Work order >> Make an exact copy of the records, with the images left out.

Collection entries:
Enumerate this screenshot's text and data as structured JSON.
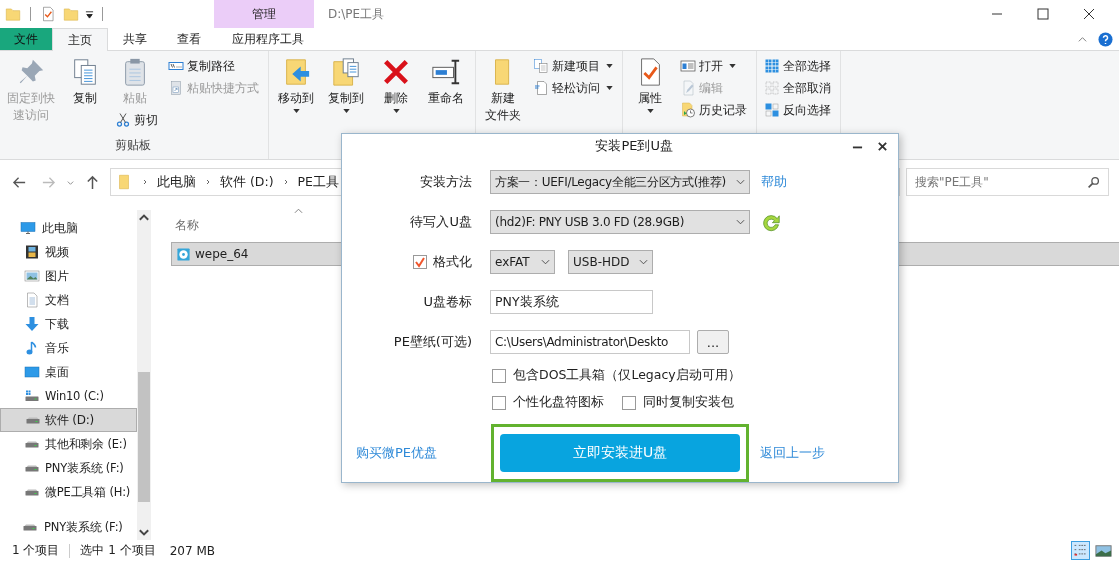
{
  "window": {
    "title": "D:\\PE工具",
    "context_tab": "管理"
  },
  "tabs": [
    {
      "label": "文件",
      "kind": "file",
      "selected": false
    },
    {
      "label": "主页",
      "kind": "tab",
      "selected": true
    },
    {
      "label": "共享",
      "kind": "tab",
      "selected": false
    },
    {
      "label": "查看",
      "kind": "tab",
      "selected": false
    },
    {
      "label": "应用程序工具",
      "kind": "context",
      "selected": false
    }
  ],
  "ribbon": {
    "groups": [
      {
        "label": "剪贴板",
        "columns": [
          [
            {
              "lines": [
                "固定到快",
                "速访问"
              ],
              "kind": "large",
              "disabled": true,
              "dropdown": false
            }
          ],
          [
            {
              "label": "复制",
              "kind": "large",
              "disabled": false,
              "dropdown": false
            }
          ],
          [
            {
              "label": "粘贴",
              "kind": "large",
              "disabled": true,
              "dropdown": false
            },
            {
              "label": "剪切",
              "kind": "small",
              "disabled": false,
              "dropdown": false
            }
          ],
          [
            {
              "label": "复制路径",
              "kind": "small",
              "disabled": false,
              "dropdown": false
            },
            {
              "label": "粘贴快捷方式",
              "kind": "small",
              "disabled": true,
              "dropdown": false
            }
          ]
        ]
      },
      {
        "columns": [
          [
            {
              "label": "移动到",
              "kind": "large",
              "disabled": false,
              "dropdown": true
            }
          ],
          [
            {
              "label": "复制到",
              "kind": "large",
              "disabled": false,
              "dropdown": true
            }
          ],
          [
            {
              "label": "删除",
              "kind": "large",
              "disabled": false,
              "dropdown": true
            }
          ],
          [
            {
              "label": "重命名",
              "kind": "large",
              "disabled": false,
              "dropdown": false
            }
          ]
        ]
      },
      {
        "columns": [
          [
            {
              "lines": [
                "新建",
                "文件夹"
              ],
              "kind": "large",
              "disabled": false,
              "dropdown": false
            }
          ],
          [
            {
              "label": "新建项目",
              "kind": "small",
              "disabled": false,
              "dropdown": true
            },
            {
              "label": "轻松访问",
              "kind": "small",
              "disabled": false,
              "dropdown": true
            }
          ]
        ]
      },
      {
        "columns": [
          [
            {
              "label": "属性",
              "kind": "large",
              "disabled": false,
              "dropdown": true
            }
          ],
          [
            {
              "label": "打开",
              "kind": "small",
              "disabled": false,
              "dropdown": true
            },
            {
              "label": "编辑",
              "kind": "small",
              "disabled": true,
              "dropdown": false
            },
            {
              "label": "历史记录",
              "kind": "small",
              "disabled": false,
              "dropdown": false
            }
          ]
        ]
      },
      {
        "columns": [
          [
            {
              "label": "全部选择",
              "kind": "small",
              "disabled": false,
              "dropdown": false
            },
            {
              "label": "全部取消",
              "kind": "small",
              "disabled": false,
              "dropdown": false
            },
            {
              "label": "反向选择",
              "kind": "small",
              "disabled": false,
              "dropdown": false
            }
          ]
        ]
      }
    ]
  },
  "address": {
    "segments": [
      "此电脑",
      "软件 (D:)",
      "PE工具"
    ]
  },
  "search": {
    "placeholder": "搜索\"PE工具\""
  },
  "nav": [
    {
      "label": "此电脑",
      "selected": false,
      "children": [
        {
          "label": "视频",
          "selected": false
        },
        {
          "label": "图片",
          "selected": false
        },
        {
          "label": "文档",
          "selected": false
        },
        {
          "label": "下载",
          "selected": false
        },
        {
          "label": "音乐",
          "selected": false
        },
        {
          "label": "桌面",
          "selected": false
        },
        {
          "label": "Win10 (C:)",
          "selected": false
        },
        {
          "label": "软件 (D:)",
          "selected": true
        },
        {
          "label": "其他和剩余 (E:)",
          "selected": false
        },
        {
          "label": "PNY装系统 (F:)",
          "selected": false
        },
        {
          "label": "微PE工具箱 (H:)",
          "selected": false
        }
      ]
    },
    {
      "label": "PNY装系统 (F:)",
      "selected": false
    }
  ],
  "files": {
    "column": "名称",
    "rows": [
      {
        "name": "wepe_64",
        "selected": true
      }
    ]
  },
  "status_bar": {
    "count": "1 个项目",
    "selection": "选中 1 个项目",
    "size": "207 MB",
    "views": [
      {
        "kind": "details",
        "selected": true
      },
      {
        "kind": "large_icons",
        "selected": false
      }
    ]
  },
  "dialog": {
    "title": "安装PE到U盘",
    "rows": [
      {
        "kind": "select",
        "label": "安装方法",
        "value": "方案一：UEFI/Legacy全能三分区方式(推荐)",
        "action": {
          "kind": "link",
          "label": "帮助"
        }
      },
      {
        "kind": "select",
        "label": "待写入U盘",
        "value": "(hd2)F: PNY USB 3.0 FD (28.9GB)",
        "action": {
          "kind": "refresh"
        }
      },
      {
        "kind": "format",
        "label": "格式化",
        "checked": true,
        "selects": [
          "exFAT",
          "USB-HDD"
        ]
      },
      {
        "kind": "input",
        "label": "U盘卷标",
        "value": "PNY装系统"
      },
      {
        "kind": "browse",
        "label": "PE壁纸(可选)",
        "value": "C:\\Users\\Administrator\\Deskto",
        "button": "..."
      }
    ],
    "options": [
      [
        {
          "label": "包含DOS工具箱（仅Legacy启动可用）",
          "checked": false
        }
      ],
      [
        {
          "label": "个性化盘符图标",
          "checked": false
        },
        {
          "label": "同时复制安装包",
          "checked": false
        }
      ]
    ],
    "footer": {
      "left_link": "购买微PE优盘",
      "primary": "立即安装进U盘",
      "highlighted": true,
      "right_link": "返回上一步"
    }
  }
}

Solution to this task >>
Enumerate this screenshot's text and data as structured JSON.
{
  "window": {
    "title": "D:\\PE工具",
    "context_tab": "管理"
  },
  "tabs": [
    {
      "label": "文件",
      "kind": "file",
      "selected": false
    },
    {
      "label": "主页",
      "kind": "tab",
      "selected": true
    },
    {
      "label": "共享",
      "kind": "tab",
      "selected": false
    },
    {
      "label": "查看",
      "kind": "tab",
      "selected": false
    },
    {
      "label": "应用程序工具",
      "kind": "context",
      "selected": false
    }
  ],
  "ribbon": {
    "groups": [
      {
        "label": "剪贴板",
        "columns": [
          [
            {
              "lines": [
                "固定到快",
                "速访问"
              ],
              "kind": "large",
              "disabled": true,
              "dropdown": false
            }
          ],
          [
            {
              "label": "复制",
              "kind": "large",
              "disabled": false,
              "dropdown": false
            }
          ],
          [
            {
              "label": "粘贴",
              "kind": "large",
              "disabled": true,
              "dropdown": false
            },
            {
              "label": "剪切",
              "kind": "small",
              "disabled": false,
              "dropdown": false
            }
          ],
          [
            {
              "label": "复制路径",
              "kind": "small",
              "disabled": false,
              "dropdown": false
            },
            {
              "label": "粘贴快捷方式",
              "kind": "small",
              "disabled": true,
              "dropdown": false
            }
          ]
        ]
      },
      {
        "columns": [
          [
            {
              "label": "移动到",
              "kind": "large",
              "disabled": false,
              "dropdown": true
            }
          ],
          [
            {
              "label": "复制到",
              "kind": "large",
              "disabled": false,
              "dropdown": true
            }
          ],
          [
            {
              "label": "删除",
              "kind": "large",
              "disabled": false,
              "dropdown": true
            }
          ],
          [
            {
              "label": "重命名",
              "kind": "large",
              "disabled": false,
              "dropdown": false
            }
          ]
        ]
      },
      {
        "columns": [
          [
            {
              "lines": [
                "新建",
                "文件夹"
              ],
              "kind": "large",
              "disabled": false,
              "dropdown": false
            }
          ],
          [
            {
              "label": "新建项目",
              "kind": "small",
              "disabled": false,
              "dropdown": true
            },
            {
              "label": "轻松访问",
              "kind": "small",
              "disabled": false,
              "dropdown": true
            }
          ]
        ]
      },
      {
        "columns": [
          [
            {
              "label": "属性",
              "kind": "large",
              "disabled": false,
              "dropdown": true
            }
          ],
          [
            {
              "label": "打开",
              "kind": "small",
              "disabled": false,
              "dropdown": true
            },
            {
              "label": "编辑",
              "kind": "small",
              "disabled": true,
              "dropdown": false
            },
            {
              "label": "历史记录",
              "kind": "small",
              "disabled": false,
              "dropdown": false
            }
          ]
        ]
      },
      {
        "columns": [
          [
            {
              "label": "全部选择",
              "kind": "small",
              "disabled": false,
              "dropdown": false
            },
            {
              "label": "全部取消",
              "kind": "small",
              "disabled": false,
              "dropdown": false
            },
            {
              "label": "反向选择",
              "kind": "small",
              "disabled": false,
              "dropdown": false
            }
          ]
        ]
      }
    ]
  },
  "address": {
    "segments": [
      "此电脑",
      "软件 (D:)",
      "PE工具"
    ]
  },
  "search": {
    "placeholder": "搜索\"PE工具\""
  },
  "nav": [
    {
      "label": "此电脑",
      "selected": false,
      "children": [
        {
          "label": "视频",
          "selected": false
        },
        {
          "label": "图片",
          "selected": false
        },
        {
          "label": "文档",
          "selected": false
        },
        {
          "label": "下载",
          "selected": false
        },
        {
          "label": "音乐",
          "selected": false
        },
        {
          "label": "桌面",
          "selected": false
        },
        {
          "label": "Win10 (C:)",
          "selected": false
        },
        {
          "label": "软件 (D:)",
          "selected": true
        },
        {
          "label": "其他和剩余 (E:)",
          "selected": false
        },
        {
          "label": "PNY装系统 (F:)",
          "selected": false
        },
        {
          "label": "微PE工具箱 (H:)",
          "selected": false
        }
      ]
    },
    {
      "label": "PNY装系统 (F:)",
      "selected": false
    }
  ],
  "files": {
    "column": "名称",
    "rows": [
      {
        "name": "wepe_64",
        "selected": true
      }
    ]
  },
  "status_bar": {
    "count": "1 个项目",
    "selection": "选中 1 个项目",
    "size": "207 MB",
    "views": [
      {
        "kind": "details",
        "selected": true
      },
      {
        "kind": "large_icons",
        "selected": false
      }
    ]
  },
  "dialog": {
    "title": "安装PE到U盘",
    "rows": [
      {
        "kind": "select",
        "label": "安装方法",
        "value": "方案一：UEFI/Legacy全能三分区方式(推荐)",
        "action": {
          "kind": "link",
          "label": "帮助"
        }
      },
      {
        "kind": "select",
        "label": "待写入U盘",
        "value": "(hd2)F: PNY USB 3.0 FD (28.9GB)",
        "action": {
          "kind": "refresh"
        }
      },
      {
        "kind": "format",
        "label": "格式化",
        "checked": true,
        "selects": [
          "exFAT",
          "USB-HDD"
        ]
      },
      {
        "kind": "input",
        "label": "U盘卷标",
        "value": "PNY装系统"
      },
      {
        "kind": "browse",
        "label": "PE壁纸(可选)",
        "value": "C:\\Users\\Administrator\\Deskto",
        "button": "..."
      }
    ],
    "options": [
      [
        {
          "label": "包含DOS工具箱（仅Legacy启动可用）",
          "checked": false
        }
      ],
      [
        {
          "label": "个性化盘符图标",
          "checked": false
        },
        {
          "label": "同时复制安装包",
          "checked": false
        }
      ]
    ],
    "footer": {
      "left_link": "购买微PE优盘",
      "primary": "立即安装进U盘",
      "highlighted": true,
      "right_link": "返回上一步"
    }
  }
}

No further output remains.